As the threat landscape continues to evolve, testing business continuity and disaster recovery capabilities regularly and in multiple ways is more critical than ever. Proactive organisations are 2.5 times more likely to maintain business resiliency. Or­ganisations with board-level oversight of business continuity and disaster recovery operations within cybersecurity teams are expected to outperform others in dealing with cyberattacks.

Future outlook – Expected increase in cybersecurity spend

According to a survey by PwC, an estimated 80 per cent of Indian organisations are expected to increase their cybersecurity budget in 2022. The firm noted that the risk landscape is continuously evolving and organisations are investing more in cybersecurity to manage their risks.

The interconnectedness of business systems and information makes it more difficult to limit the impact of a risk event, making it more likely to have a domino effect and severe consequences. As a re­su­lt, organisations are implementing robust cybersecurity practices and controls to manage these risks. According to the survey, organisations have also invested in a variety of cybersecurity tools and techno­logies to manage their cyberrisks.
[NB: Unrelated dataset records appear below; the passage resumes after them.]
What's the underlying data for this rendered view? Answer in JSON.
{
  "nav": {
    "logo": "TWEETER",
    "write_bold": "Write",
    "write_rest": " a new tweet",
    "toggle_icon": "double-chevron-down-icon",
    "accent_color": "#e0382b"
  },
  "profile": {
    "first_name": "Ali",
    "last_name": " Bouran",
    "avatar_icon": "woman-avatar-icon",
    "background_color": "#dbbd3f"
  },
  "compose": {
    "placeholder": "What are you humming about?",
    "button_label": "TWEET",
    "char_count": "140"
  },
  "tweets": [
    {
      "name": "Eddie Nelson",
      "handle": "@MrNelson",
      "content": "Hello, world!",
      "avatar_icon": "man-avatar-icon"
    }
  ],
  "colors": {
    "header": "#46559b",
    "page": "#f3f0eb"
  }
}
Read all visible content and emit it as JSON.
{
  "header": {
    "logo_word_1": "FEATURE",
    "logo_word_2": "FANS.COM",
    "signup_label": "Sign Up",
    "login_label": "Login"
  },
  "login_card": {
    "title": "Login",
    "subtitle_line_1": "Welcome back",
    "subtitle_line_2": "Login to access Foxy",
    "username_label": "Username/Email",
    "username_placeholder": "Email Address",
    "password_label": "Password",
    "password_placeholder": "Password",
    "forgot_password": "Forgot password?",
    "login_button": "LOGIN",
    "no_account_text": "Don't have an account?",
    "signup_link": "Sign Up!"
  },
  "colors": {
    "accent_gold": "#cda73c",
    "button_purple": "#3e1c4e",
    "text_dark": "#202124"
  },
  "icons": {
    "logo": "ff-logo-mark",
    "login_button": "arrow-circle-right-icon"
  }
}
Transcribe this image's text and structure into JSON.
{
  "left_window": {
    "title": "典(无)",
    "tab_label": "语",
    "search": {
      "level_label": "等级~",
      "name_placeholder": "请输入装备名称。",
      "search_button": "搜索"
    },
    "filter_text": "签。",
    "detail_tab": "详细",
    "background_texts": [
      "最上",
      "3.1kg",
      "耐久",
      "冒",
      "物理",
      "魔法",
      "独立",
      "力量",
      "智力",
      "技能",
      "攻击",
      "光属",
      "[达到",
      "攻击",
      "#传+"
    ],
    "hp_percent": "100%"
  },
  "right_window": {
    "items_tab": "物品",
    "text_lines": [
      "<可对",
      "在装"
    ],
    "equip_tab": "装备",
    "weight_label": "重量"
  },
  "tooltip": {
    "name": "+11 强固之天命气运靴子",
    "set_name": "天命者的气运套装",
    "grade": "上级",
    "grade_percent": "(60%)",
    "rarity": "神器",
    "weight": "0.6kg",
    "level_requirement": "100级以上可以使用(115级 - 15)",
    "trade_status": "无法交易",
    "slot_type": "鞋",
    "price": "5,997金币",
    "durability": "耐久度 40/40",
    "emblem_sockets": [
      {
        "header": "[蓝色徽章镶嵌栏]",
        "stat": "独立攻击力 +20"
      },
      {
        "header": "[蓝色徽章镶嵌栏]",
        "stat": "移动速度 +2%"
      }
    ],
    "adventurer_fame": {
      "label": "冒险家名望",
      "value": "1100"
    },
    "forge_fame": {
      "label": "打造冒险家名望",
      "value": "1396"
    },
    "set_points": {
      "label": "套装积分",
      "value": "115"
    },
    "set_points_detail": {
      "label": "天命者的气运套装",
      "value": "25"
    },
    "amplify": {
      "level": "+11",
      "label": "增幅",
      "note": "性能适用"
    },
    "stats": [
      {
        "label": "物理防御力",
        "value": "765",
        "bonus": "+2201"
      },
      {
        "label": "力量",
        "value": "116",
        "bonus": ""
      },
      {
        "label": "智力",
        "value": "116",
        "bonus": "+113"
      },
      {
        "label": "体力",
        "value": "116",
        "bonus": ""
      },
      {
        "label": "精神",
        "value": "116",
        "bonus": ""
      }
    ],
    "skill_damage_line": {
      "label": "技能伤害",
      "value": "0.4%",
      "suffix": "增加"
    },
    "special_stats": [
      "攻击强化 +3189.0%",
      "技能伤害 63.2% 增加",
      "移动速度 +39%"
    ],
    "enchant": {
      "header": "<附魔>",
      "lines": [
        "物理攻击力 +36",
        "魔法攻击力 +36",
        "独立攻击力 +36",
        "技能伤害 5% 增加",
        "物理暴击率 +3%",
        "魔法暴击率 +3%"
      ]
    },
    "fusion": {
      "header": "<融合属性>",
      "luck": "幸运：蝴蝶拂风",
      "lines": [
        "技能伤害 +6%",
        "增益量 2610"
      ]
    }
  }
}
How­ever, these technologies are not utilised up to their full potential for making intelligent and informed decisions regarding cyber risk management.

Going forward, four out of 10 companies have invested or plan to invest in cy­ber­security by focusing on areas such as cu­s­tomer identity and access management, ze­ro trust architecture, managed se­curity se­r­vices, cloud security and endpoint security.